• [Task item] Scan the entries for lines with the word "this", then copy those lines.

Segment Start: Source data

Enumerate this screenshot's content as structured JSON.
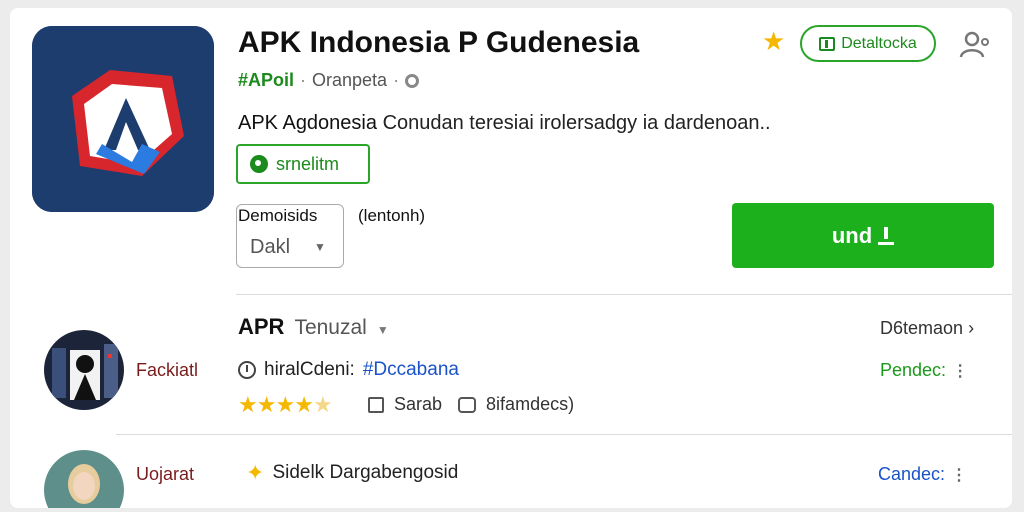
{
  "app": {
    "title": "APK Indonesia P Gudenesia",
    "tag": "#APoil",
    "tag_suffix": "·",
    "developer": "Oranpeta",
    "description_bold": "APK Agdonesia",
    "description_rest": "Conudan teresiai irolersadgy ia dardenoan..",
    "chip_label": "srnelitm",
    "selector_label": "Demoisids",
    "selector_value": "Dakl",
    "selector_note": "(lentonh)",
    "install_label": "und"
  },
  "header": {
    "pill_label": "Detaltocka",
    "star_icon": "star-icon",
    "user_icon": "user-icon"
  },
  "reviews": {
    "heading": "APR",
    "sort_label": "Tenuzal",
    "see_more": "D6temaon",
    "items": [
      {
        "name": "Fackiatl",
        "line": "hiralCdeni:",
        "hashtag": "#Dccabana",
        "status": "Pendec:",
        "rating": 4.5,
        "like_label": "Sarab",
        "reply_label": "8ifamdecs)"
      },
      {
        "name": "Uojarat",
        "line": "Sidelk Dargabengosid",
        "status": "Candec:"
      }
    ]
  },
  "colors": {
    "accent_green": "#1db01d",
    "icon_bg": "#1d3d6e",
    "star": "#f5b800",
    "link_blue": "#1a52c8"
  }
}
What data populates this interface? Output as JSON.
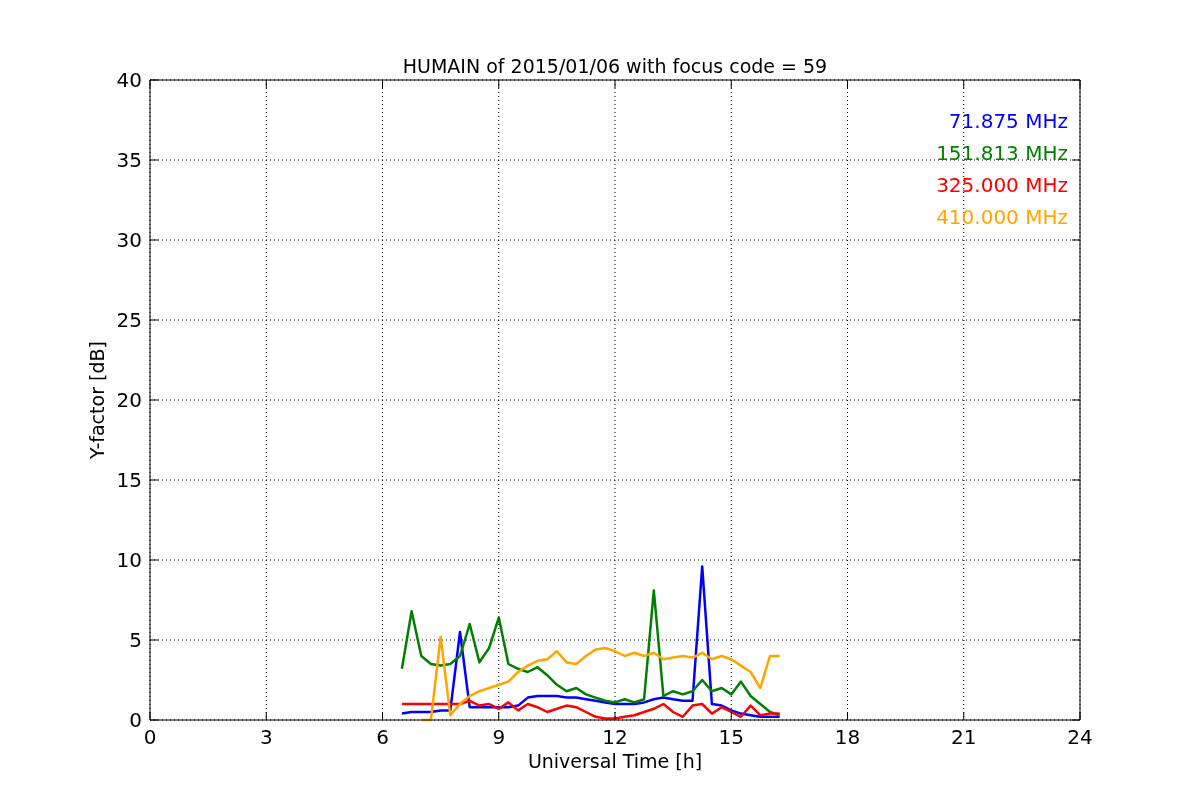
{
  "chart_data": {
    "type": "line",
    "title": "HUMAIN of 2015/01/06 with focus code = 59",
    "xlabel": "Universal Time [h]",
    "ylabel": "Y-factor [dB]",
    "x": [
      6.5,
      6.75,
      7,
      7.25,
      7.5,
      7.75,
      8,
      8.25,
      8.5,
      8.75,
      9,
      9.25,
      9.5,
      9.75,
      10,
      10.25,
      10.5,
      10.75,
      11,
      11.25,
      11.5,
      11.75,
      12,
      12.25,
      12.5,
      12.75,
      13,
      13.25,
      13.5,
      13.75,
      14,
      14.25,
      14.5,
      14.75,
      15,
      15.25,
      15.5,
      15.75,
      16,
      16.25
    ],
    "series": [
      {
        "name": "71.875 MHz",
        "color": "#0000ff",
        "values": [
          0.4,
          0.5,
          0.5,
          0.5,
          0.6,
          0.6,
          5.5,
          0.8,
          0.8,
          0.8,
          0.8,
          0.8,
          0.9,
          1.4,
          1.5,
          1.5,
          1.5,
          1.4,
          1.4,
          1.3,
          1.2,
          1.1,
          1.0,
          1.0,
          1.0,
          1.1,
          1.3,
          1.4,
          1.3,
          1.2,
          1.2,
          9.6,
          1.0,
          0.9,
          0.6,
          0.4,
          0.3,
          0.2,
          0.2,
          0.2
        ]
      },
      {
        "name": "151.813 MHz",
        "color": "#008000",
        "values": [
          3.2,
          6.8,
          4.0,
          3.5,
          3.4,
          3.5,
          4.0,
          6.0,
          3.6,
          4.5,
          6.4,
          3.5,
          3.2,
          3.0,
          3.3,
          2.8,
          2.2,
          1.8,
          2.0,
          1.6,
          1.4,
          1.2,
          1.1,
          1.3,
          1.1,
          1.3,
          8.1,
          1.5,
          1.8,
          1.6,
          1.8,
          2.5,
          1.8,
          2.0,
          1.6,
          2.4,
          1.5,
          1.0,
          0.5,
          0.3
        ]
      },
      {
        "name": "325.000 MHz",
        "color": "#ff0000",
        "values": [
          1.0,
          1.0,
          1.0,
          1.0,
          1.0,
          1.0,
          1.0,
          1.2,
          0.9,
          1.0,
          0.7,
          1.1,
          0.6,
          1.0,
          0.8,
          0.5,
          0.7,
          0.9,
          0.8,
          0.5,
          0.2,
          0.1,
          0.1,
          0.2,
          0.3,
          0.5,
          0.7,
          1.0,
          0.5,
          0.2,
          0.9,
          1.0,
          0.4,
          0.8,
          0.5,
          0.2,
          0.9,
          0.3,
          0.4,
          0.4
        ]
      },
      {
        "name": "410.000 MHz",
        "color": "#ffa500",
        "values": [
          null,
          null,
          0.0,
          0.0,
          5.2,
          0.3,
          1.0,
          1.5,
          1.8,
          2.0,
          2.2,
          2.4,
          3.0,
          3.4,
          3.7,
          3.8,
          4.3,
          3.6,
          3.5,
          4.0,
          4.4,
          4.5,
          4.3,
          4.0,
          4.2,
          4.0,
          4.2,
          3.8,
          3.9,
          4.0,
          3.9,
          4.2,
          3.8,
          4.0,
          3.8,
          3.4,
          3.0,
          2.0,
          4.0,
          4.0
        ]
      }
    ],
    "xlim": [
      0,
      24
    ],
    "ylim": [
      0,
      40
    ],
    "xticks": [
      0,
      3,
      6,
      9,
      12,
      15,
      18,
      21,
      24
    ],
    "yticks": [
      0,
      5,
      10,
      15,
      20,
      25,
      30,
      35,
      40
    ],
    "grid": true
  }
}
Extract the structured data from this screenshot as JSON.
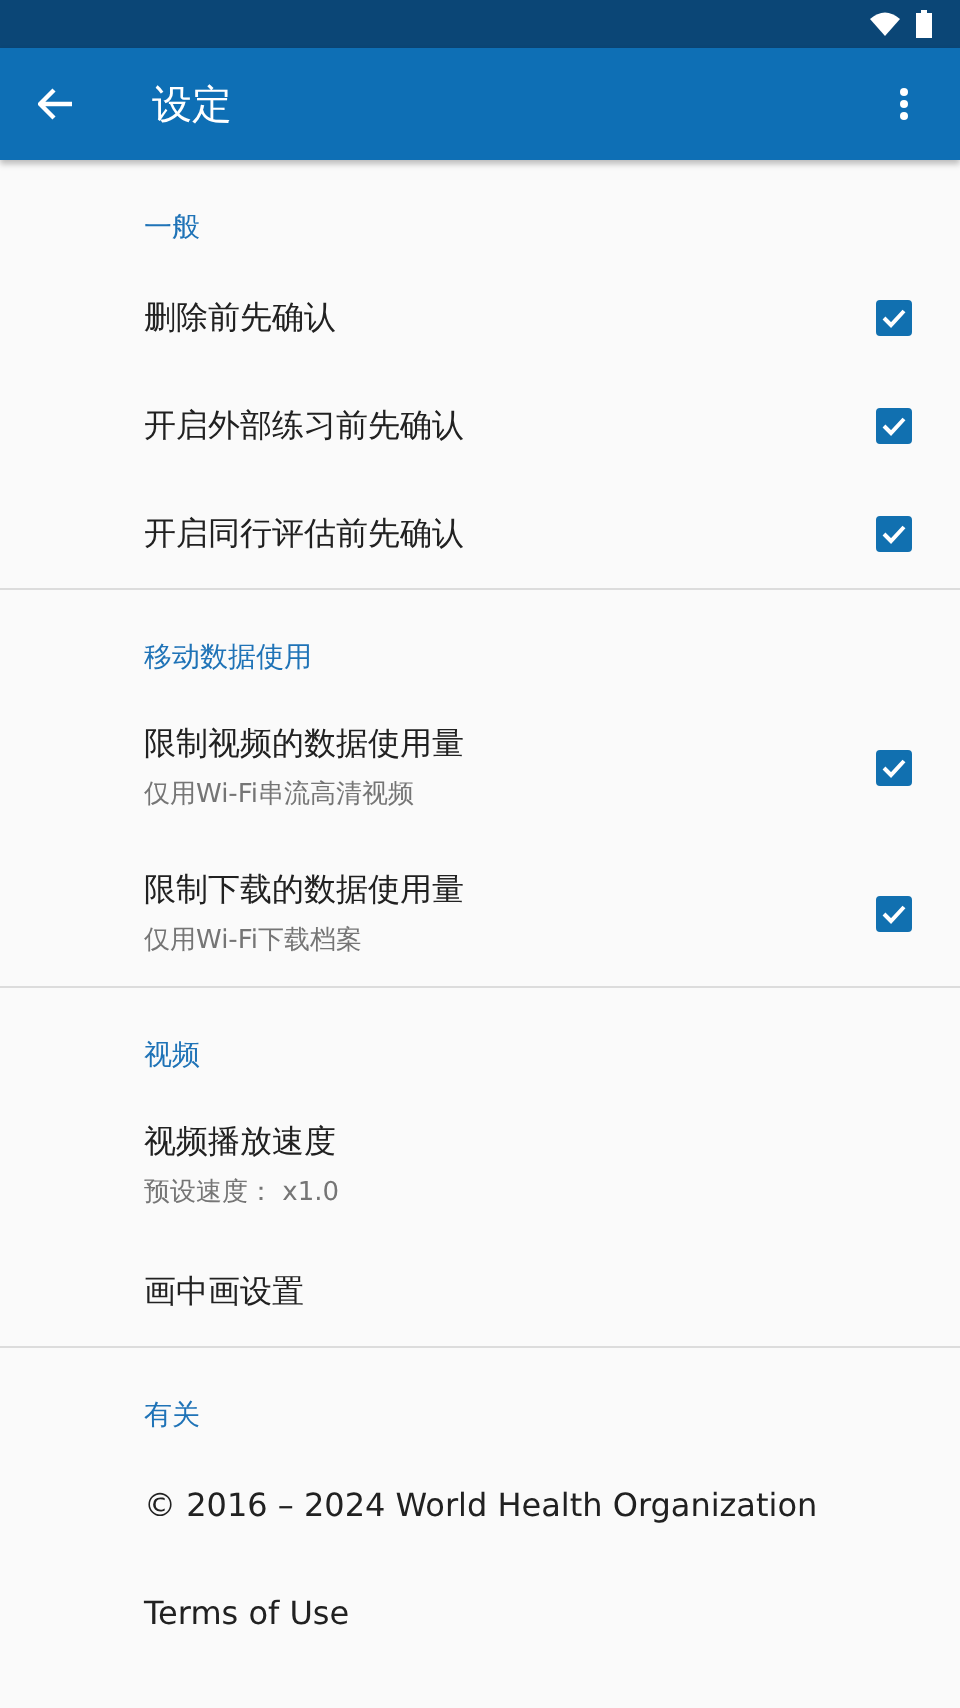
{
  "app_bar": {
    "title": "设定"
  },
  "sections": [
    {
      "title": "一般",
      "items": [
        {
          "kind": "checkbox",
          "title": "删除前先确认",
          "checked": true
        },
        {
          "kind": "checkbox",
          "title": "开启外部练习前先确认",
          "checked": true
        },
        {
          "kind": "checkbox",
          "title": "开启同行评估前先确认",
          "checked": true
        }
      ]
    },
    {
      "title": "移动数据使用",
      "items": [
        {
          "kind": "checkbox",
          "title": "限制视频的数据使用量",
          "subtitle": "仅用Wi-Fi串流高清视频",
          "checked": true
        },
        {
          "kind": "checkbox",
          "title": "限制下载的数据使用量",
          "subtitle": "仅用Wi-Fi下载档案",
          "checked": true
        }
      ]
    },
    {
      "title": "视频",
      "items": [
        {
          "kind": "plain",
          "title": "视频播放速度",
          "subtitle": "预设速度： x1.0"
        },
        {
          "kind": "plain",
          "title": "画中画设置"
        }
      ]
    },
    {
      "title": "有关",
      "items": [
        {
          "kind": "plain",
          "title": "© 2016 – 2024 World Health Organization"
        },
        {
          "kind": "plain",
          "title": "Terms of Use"
        }
      ]
    }
  ]
}
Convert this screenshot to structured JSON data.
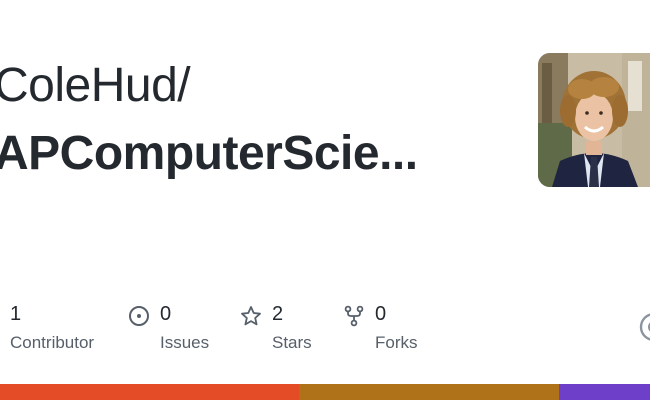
{
  "repo": {
    "owner": "ColeHud/",
    "name": "APComputerScie..."
  },
  "stats": {
    "contributors": {
      "value": "1",
      "label": "Contributor",
      "icon": "people-icon"
    },
    "issues": {
      "value": "0",
      "label": "Issues",
      "icon": "issue-opened-icon"
    },
    "stars": {
      "value": "2",
      "label": "Stars",
      "icon": "star-icon"
    },
    "forks": {
      "value": "0",
      "label": "Forks",
      "icon": "repo-forked-icon"
    }
  },
  "languages": [
    {
      "color": "#e34c26",
      "share": 0.46
    },
    {
      "color": "#b07219",
      "share": 0.4
    },
    {
      "color": "#6e40c9",
      "share": 0.14
    }
  ],
  "colors": {
    "text_primary": "#24292f",
    "text_secondary": "#57606a"
  }
}
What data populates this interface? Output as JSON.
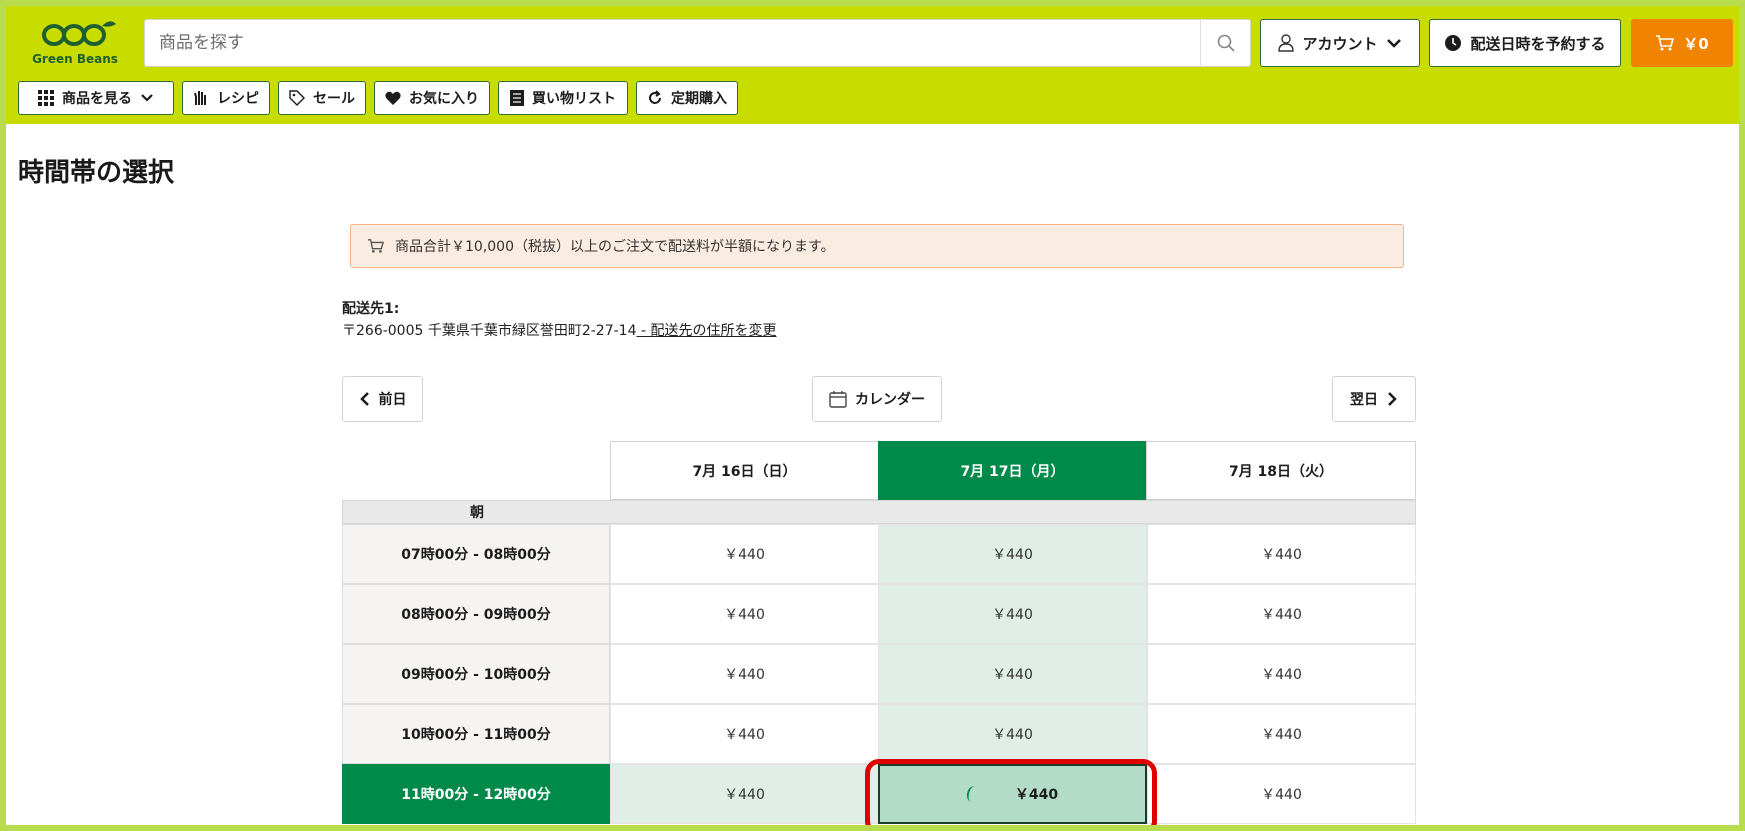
{
  "brand": {
    "name": "Green Beans",
    "accent": "#c8dc00",
    "primary_green": "#008a4a",
    "cart_orange": "#f08300",
    "logo_icon": "three-beans-logo"
  },
  "header": {
    "search_placeholder": "商品を探す",
    "account_label": "アカウント",
    "reserve_label": "配送日時を予約する",
    "cart_total": "￥0"
  },
  "nav": {
    "items": [
      {
        "label": "商品を見る",
        "icon": "grid-icon"
      },
      {
        "label": "レシピ",
        "icon": "hand-icon"
      },
      {
        "label": "セール",
        "icon": "tag-icon"
      },
      {
        "label": "お気に入り",
        "icon": "heart-icon"
      },
      {
        "label": "買い物リスト",
        "icon": "list-icon"
      },
      {
        "label": "定期購入",
        "icon": "refresh-icon"
      }
    ]
  },
  "page": {
    "title": "時間帯の選択",
    "notice": "商品合計￥10,000（税抜）以上のご注文で配送料が半額になります。",
    "address_label": "配送先1:",
    "address_text": "〒266-0005 千葉県千葉市緑区誉田町2-27-14",
    "address_link": " - 配送先の住所を変更"
  },
  "date_nav": {
    "prev": "前日",
    "calendar": "カレンダー",
    "next": "翌日"
  },
  "schedule": {
    "dates": [
      "7月 16日（日）",
      "7月 17日（月）",
      "7月 18日（火）"
    ],
    "active_date_index": 1,
    "section_label": "朝",
    "slots": [
      {
        "time": "07時00分 - 08時00分",
        "prices": [
          "￥440",
          "￥440",
          "￥440"
        ]
      },
      {
        "time": "08時00分 - 09時00分",
        "prices": [
          "￥440",
          "￥440",
          "￥440"
        ]
      },
      {
        "time": "09時00分 - 10時00分",
        "prices": [
          "￥440",
          "￥440",
          "￥440"
        ]
      },
      {
        "time": "10時00分 - 11時00分",
        "prices": [
          "￥440",
          "￥440",
          "￥440"
        ]
      },
      {
        "time": "11時00分 - 12時00分",
        "prices": [
          "￥440",
          "￥440",
          "￥440"
        ]
      }
    ],
    "selected_slot_index": 4
  }
}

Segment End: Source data

• [Your response]
Enumerate this screenshot's content as structured JSON.
What data populates this interface? Output as JSON.
Extract the structured data from this screenshot as JSON.
Convert this screenshot to structured JSON data.
What data populates this interface? Output as JSON.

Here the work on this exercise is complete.